Prime Minister Julia Gillard has asked embattled Labor backbencher Craig Thomson to quit the party and move to the cross-bench.
She has also asked Peter Slipper to step aside as Speaker for a further period of time. Previously she said he should only stand aside while criminal allegations of Cabcharge misuse are investigated. He is also facing a civil court action over allegations of sexual harassment of a staffer, which is likely to drag on for a longer period.
Ms Gillard made the announcement in Canberra this morning in an effort to assert her leadership and clear the air over the twin scandals plaguing the government.
She spoke ahead of a press conference planned by Mr Thomson outside his Dobell electorate office in Tuggerah on the NSW Central Coast at 1pm AEST.
“I understand the matters concerning Mr Thomson and Mr Slipper have caused Australians to become concerned about standards in public life today,” Ms Gillard told reporters.
She said Australians were looking at Parliament and “seeing a dark cloud”.
Ms Gillard said she spoke to Mr Thomson last night after returning from overseas.
“I indicated to Mr Thomson I have decided it’s appropriate for him to no longer participate in the Labor caucus,” she said.
Ms Gillard said it had been her call to ask Mr Thomson to quit the party, and she had not consulted cabinet about the issue. She said Mr Thomson had told her he’d been reflecting deeply on his position and felt moving to the cross-bench was the best course of action.
Mr Thomson has been the focus of claims of misuse of Health Services Union funds during his time as its national secretary.
He allegedly used a union credit card to pay for prostitutes, lavish meals and cash withdrawals during his time as head of the union.

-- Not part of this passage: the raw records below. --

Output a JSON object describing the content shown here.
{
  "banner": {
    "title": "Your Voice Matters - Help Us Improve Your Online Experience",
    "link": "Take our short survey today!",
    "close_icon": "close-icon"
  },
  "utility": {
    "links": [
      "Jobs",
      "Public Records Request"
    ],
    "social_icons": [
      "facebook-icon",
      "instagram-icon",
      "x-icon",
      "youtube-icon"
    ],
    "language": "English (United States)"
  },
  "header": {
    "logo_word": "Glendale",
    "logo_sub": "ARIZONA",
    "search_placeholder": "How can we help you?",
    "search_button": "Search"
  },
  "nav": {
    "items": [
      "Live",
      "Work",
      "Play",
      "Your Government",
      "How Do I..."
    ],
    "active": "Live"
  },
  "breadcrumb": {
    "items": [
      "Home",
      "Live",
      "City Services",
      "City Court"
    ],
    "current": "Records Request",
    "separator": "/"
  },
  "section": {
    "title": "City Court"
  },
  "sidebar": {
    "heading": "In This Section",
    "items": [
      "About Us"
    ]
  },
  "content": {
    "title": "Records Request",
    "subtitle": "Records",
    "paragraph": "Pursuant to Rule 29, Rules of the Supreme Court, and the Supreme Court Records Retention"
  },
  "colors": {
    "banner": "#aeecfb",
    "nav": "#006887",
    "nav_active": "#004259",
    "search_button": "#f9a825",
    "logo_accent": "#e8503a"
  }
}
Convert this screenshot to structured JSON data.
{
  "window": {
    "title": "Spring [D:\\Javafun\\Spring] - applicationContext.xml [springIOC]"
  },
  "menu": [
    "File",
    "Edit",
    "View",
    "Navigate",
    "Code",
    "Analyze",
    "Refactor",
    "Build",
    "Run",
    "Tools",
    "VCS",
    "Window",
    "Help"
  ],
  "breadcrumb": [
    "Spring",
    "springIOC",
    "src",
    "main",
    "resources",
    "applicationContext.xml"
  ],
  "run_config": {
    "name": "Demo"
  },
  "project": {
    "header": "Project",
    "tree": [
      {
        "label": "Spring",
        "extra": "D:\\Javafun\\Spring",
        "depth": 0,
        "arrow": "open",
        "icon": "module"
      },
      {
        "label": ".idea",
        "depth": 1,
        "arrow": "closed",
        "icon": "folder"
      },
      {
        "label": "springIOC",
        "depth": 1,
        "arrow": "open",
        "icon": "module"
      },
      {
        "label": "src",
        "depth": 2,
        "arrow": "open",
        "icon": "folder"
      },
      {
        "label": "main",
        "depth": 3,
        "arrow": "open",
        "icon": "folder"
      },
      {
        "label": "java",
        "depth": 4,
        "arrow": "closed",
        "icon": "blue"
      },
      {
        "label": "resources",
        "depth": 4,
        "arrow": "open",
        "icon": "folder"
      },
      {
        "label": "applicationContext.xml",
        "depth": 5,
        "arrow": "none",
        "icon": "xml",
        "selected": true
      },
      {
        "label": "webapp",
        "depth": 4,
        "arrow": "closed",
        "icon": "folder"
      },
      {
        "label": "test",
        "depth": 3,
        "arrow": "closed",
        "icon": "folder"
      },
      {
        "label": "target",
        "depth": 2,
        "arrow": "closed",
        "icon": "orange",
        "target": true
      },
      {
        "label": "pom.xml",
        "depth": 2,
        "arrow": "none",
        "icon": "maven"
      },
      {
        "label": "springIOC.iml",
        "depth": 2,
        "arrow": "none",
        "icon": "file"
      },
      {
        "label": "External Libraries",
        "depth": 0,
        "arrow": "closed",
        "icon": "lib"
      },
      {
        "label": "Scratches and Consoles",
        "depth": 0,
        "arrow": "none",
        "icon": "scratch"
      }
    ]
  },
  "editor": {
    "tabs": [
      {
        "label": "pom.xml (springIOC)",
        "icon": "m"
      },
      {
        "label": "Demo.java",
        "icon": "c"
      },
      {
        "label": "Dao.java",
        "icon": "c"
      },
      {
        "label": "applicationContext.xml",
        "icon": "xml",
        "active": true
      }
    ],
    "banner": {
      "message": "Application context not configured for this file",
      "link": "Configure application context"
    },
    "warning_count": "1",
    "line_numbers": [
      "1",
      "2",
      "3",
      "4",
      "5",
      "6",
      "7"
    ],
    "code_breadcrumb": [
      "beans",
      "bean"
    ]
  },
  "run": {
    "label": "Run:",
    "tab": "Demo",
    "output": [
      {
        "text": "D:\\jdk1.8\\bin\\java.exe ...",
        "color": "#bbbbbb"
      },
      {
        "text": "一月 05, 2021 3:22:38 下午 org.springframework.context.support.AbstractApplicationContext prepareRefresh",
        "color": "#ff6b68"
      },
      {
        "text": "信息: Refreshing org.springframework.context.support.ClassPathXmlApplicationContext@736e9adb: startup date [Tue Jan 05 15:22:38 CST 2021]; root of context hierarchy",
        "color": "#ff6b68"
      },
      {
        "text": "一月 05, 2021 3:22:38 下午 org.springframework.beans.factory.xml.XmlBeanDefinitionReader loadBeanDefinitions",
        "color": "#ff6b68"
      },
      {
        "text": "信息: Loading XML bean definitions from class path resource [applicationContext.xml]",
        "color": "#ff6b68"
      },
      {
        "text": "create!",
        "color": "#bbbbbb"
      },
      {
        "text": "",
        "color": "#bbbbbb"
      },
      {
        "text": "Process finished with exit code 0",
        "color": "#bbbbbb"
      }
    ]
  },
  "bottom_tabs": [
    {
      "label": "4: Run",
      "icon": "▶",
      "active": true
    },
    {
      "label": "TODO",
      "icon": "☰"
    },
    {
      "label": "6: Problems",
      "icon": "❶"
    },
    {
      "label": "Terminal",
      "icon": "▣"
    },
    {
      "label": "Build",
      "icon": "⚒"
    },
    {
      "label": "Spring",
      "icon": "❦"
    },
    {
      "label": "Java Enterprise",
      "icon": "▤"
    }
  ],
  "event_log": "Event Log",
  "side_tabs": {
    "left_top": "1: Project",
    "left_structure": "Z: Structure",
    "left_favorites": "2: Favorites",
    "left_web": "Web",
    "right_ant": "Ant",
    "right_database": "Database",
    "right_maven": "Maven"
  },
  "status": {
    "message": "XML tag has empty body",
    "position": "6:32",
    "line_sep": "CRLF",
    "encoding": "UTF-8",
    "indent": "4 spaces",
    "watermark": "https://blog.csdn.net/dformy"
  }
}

He is among several former and current HSU officials who are the subject of two Fair Work Australia investigations, police probes in NSW and Victoria, and an internal inquiry by former corruption buster Ian Temby QC.
Mr Thomson denies any wrongdoing during his time with the union from 2002 to 2007, before being elected to Parliament.
‘A line has been crossed’
The move changes the make-up of the Federal Parliament, reducing Labor to 70 MPs after Deputy Speaker Anna Burke takes over the Speaker’s chair from Mr Slipper.
Ms Gillard said, “I do believe a line has been crossed here and because a line has been crossed, I have acted.
“I actually think it is a judgment call on what is right to do in a complicated set of cirumstances … about what best marks respect for the Parliament in the circumstances.”
She said her actions since returning from overseas were not a pre-judgment on either man, who were entitled to the presumption of innocence.
”I am making no judgement on the merits of the allegations against these two men,” Ms Gillard said.
“Each of them are entitled to a presumption of innocence. I am not prejudging the issues they face.
Mr Thomson will formally announce his decision in an address to the media at 1pm AEST outside his electorate office.
Numbers in Parliament shift
With Mr Slipper currently stood aside, Mr Thomson’s move will reduce Labor’s numbers on the floor of the House of Representatives from 71 to 70, while the Coalition has 71.
Also, Labor has the casting vote of Ms Burke in her role as acting Speaker.
Mr Thomson’s move means there are now seven crossbenchers, but it is likely he will keep voting with the government.
Asked if she had Mr Thomson’s vote guaranteed on the floor of the lower house, Ms Gillard said: “I believe he will support Labor proposals in this parliament.”
She dismissed suggestions the government might have difficulty passing its budget on May 8.
It is understood Mr Thomson may rejoin Labor, but only if he is cleared of any wrongdoing. But it is unlikely he will be back in Labor ranks before the election, which is due next year.
A report into the Health Services Union by Fair Work Australia during Mr Thomson’s time as national secretary is due out any day now. So, too, is an internal audit into the HSU conducted by Ian Temby, QC.
Both will have findings potentially damaging for Mr Thomson and the government.
Mr Thomon’s move has been mooted inside government for some time and follows the suspension of the HSU from the ACTU – the nation’s peak union body – and the government’s decision last week to place the HSU into administration.
Independent MP Tony Windsor said Mr Thomson’s move was not entirely unexpected.
”I’m not surprised actually, given the circumstances within the Labor Party,” he told ABC Television.
But Mr Windsor dismissed fresh talk of a motion of no confidence against the government.”We’ve been hearing about them for 18 months. There hasn’t been one,” he said.
”The government hasn’t breached its agreement with me, so there’s no grounds for me to initiate a no-confidence motion.”
Treasurer Wayne Swan said it would be wise to let Mr Thomson speak first before commenting on the development.
He said Prime Minister Julia Gillard would make a statement on Mr Thomson later today. ”I’m focused on my budget and little else at the moment,” he told Network Ten.
– with AAP
This article first appeared in Hangzhou Night Net.